e.g.  "I'm not moving out. That's out of the question. I'm sticking to my guns."

Speak out of turn: speak at the wrong time.

e.g. "Beware of what you're going to say at the meeting.

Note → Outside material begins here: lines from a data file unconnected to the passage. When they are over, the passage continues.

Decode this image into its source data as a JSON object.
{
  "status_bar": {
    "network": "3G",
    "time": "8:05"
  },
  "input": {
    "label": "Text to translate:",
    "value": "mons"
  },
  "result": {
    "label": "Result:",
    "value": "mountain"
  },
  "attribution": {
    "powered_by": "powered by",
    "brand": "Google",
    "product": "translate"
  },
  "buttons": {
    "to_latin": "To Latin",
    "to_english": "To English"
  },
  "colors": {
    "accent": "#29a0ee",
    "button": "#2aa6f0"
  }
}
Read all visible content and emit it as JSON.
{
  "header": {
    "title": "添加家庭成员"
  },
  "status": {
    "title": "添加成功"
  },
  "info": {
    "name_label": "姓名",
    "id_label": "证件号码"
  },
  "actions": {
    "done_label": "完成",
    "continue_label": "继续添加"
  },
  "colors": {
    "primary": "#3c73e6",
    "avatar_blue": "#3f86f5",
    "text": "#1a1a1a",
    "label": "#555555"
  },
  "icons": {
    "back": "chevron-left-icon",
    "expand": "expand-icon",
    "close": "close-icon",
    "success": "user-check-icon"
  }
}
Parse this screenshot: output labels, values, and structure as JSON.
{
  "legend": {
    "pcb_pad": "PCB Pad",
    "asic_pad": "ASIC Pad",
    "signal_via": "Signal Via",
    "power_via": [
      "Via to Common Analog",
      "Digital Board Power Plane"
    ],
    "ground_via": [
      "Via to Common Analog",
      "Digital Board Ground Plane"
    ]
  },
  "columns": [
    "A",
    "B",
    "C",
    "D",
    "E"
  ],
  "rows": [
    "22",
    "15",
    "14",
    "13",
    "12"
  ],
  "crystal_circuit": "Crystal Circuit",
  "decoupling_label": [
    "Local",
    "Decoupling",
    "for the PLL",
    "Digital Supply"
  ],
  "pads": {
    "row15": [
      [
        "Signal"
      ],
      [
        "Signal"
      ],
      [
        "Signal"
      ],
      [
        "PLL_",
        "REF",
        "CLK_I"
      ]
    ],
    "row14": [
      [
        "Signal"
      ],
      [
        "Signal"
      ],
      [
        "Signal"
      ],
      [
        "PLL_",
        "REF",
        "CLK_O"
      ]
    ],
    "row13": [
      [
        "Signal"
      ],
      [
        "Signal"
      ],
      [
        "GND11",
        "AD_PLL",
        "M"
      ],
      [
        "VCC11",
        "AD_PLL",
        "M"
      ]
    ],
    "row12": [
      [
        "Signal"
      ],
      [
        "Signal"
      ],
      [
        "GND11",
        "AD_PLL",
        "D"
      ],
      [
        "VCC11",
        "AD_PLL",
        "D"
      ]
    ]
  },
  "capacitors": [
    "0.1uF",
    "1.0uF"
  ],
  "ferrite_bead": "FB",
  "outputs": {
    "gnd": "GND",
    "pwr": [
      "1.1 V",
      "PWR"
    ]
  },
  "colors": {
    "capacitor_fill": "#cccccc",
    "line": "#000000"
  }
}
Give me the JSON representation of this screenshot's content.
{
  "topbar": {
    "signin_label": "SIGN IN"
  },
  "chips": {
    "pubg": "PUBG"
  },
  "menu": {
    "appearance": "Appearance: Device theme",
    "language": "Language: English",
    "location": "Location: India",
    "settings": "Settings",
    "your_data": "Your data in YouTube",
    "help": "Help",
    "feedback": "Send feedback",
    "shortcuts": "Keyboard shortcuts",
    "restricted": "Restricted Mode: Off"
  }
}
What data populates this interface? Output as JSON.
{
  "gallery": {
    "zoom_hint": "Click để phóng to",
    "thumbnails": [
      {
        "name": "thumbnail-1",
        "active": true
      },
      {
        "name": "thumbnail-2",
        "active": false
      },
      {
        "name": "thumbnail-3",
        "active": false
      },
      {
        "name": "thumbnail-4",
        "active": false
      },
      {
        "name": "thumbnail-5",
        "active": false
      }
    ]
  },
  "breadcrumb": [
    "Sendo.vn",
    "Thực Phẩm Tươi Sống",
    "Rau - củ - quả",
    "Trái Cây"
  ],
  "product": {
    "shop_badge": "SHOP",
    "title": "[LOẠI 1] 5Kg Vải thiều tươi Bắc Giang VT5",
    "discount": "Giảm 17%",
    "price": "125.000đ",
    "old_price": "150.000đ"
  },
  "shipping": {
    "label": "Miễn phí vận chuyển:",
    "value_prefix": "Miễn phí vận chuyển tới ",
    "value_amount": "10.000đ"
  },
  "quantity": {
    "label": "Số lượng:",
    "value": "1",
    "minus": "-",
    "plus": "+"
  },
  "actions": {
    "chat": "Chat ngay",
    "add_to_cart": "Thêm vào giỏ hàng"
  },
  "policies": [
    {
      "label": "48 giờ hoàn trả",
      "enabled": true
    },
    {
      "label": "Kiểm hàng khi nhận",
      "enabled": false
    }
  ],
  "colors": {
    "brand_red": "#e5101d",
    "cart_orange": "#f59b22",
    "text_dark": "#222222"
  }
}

Don't speak out of turn by talking about your divorce."

See to it right away
: Take care of a complaint or problem.

e.g. "The tap is leaking." "Yes, I'll see to it right away."

Call for an apology: Demand an apology.

e.g. Your reckless behavior calls for an apology.

In a nutshell: In summary

e.g. "We're having serious financial and relationship problems." "In a nutshell, you want to divorce your wife?"

No can do: I cannot do it..

e.g. "Can you do this now?" "No can do.”

Beats me: I don't know; I've no idea.

e.g. "Do you know how this works?" "Beats me."

Stephen Lau
Copyright© by Stephen Lau

Monday, July 23, 2018

Resources for Learning and Mastering English

American Idioms

Sit on one’s hands: refuse to give any help
e.g. When we needed your help; you just sat on your hands.

Sit tight: wait patiently
e.g. Just relax and sit tight!
Skeleton in the closet: a hidden and shocking secret
e.g. That he was a gay was skeleton in the closet.
Slang and Colloquial Expressions

Shoot off: depart quickly.

e.g. You'd better shoot off before the storm comes.

Go down with: be accepted or approved by.

e.g. The President's speech went down with the Spanish community.

Alive and kicking: in good health.

e.g. "How is she doing?" "Very much alive and kicking."

Choice of Words

Exhausting / Exhaustive

Exhausting means making one very tired; exhaustive means very thorough, covering a lot.

e.g. To remove all the books from this room is exhausting work.

e.g. This is an exhaustive inquiry, covering every aspect of what happened.

Baleful / Baneful

Baleful means evil; baneful means harmful.

e.g. I don't like your friend, especially the baleful looks on his eyes. 

e.g. Don't drink too much alcohol; beware of its long-term baneful effect on your health.

Indoor / Indoors

Indoor is an adjective; indoors is an adverb.

e.g. Bowling is an indoor game.

e.g. It's going to rain; let's go indoors.

Prepositional Words and Phrases

HEAD

Head off: intercept or divert someone or something.

e.g. I think we can head off the problem this time.

e.g. Don't worry. We can head it off with another new project

Head out: begin a journey.

e.g. What time do we head out tomorrow morning?

Head up: be in charge of something.

e.g. I think I shall head up the committee soon.


Stephen Lau
Copyright© by Stephen Lau

                                           Learning and Mastering English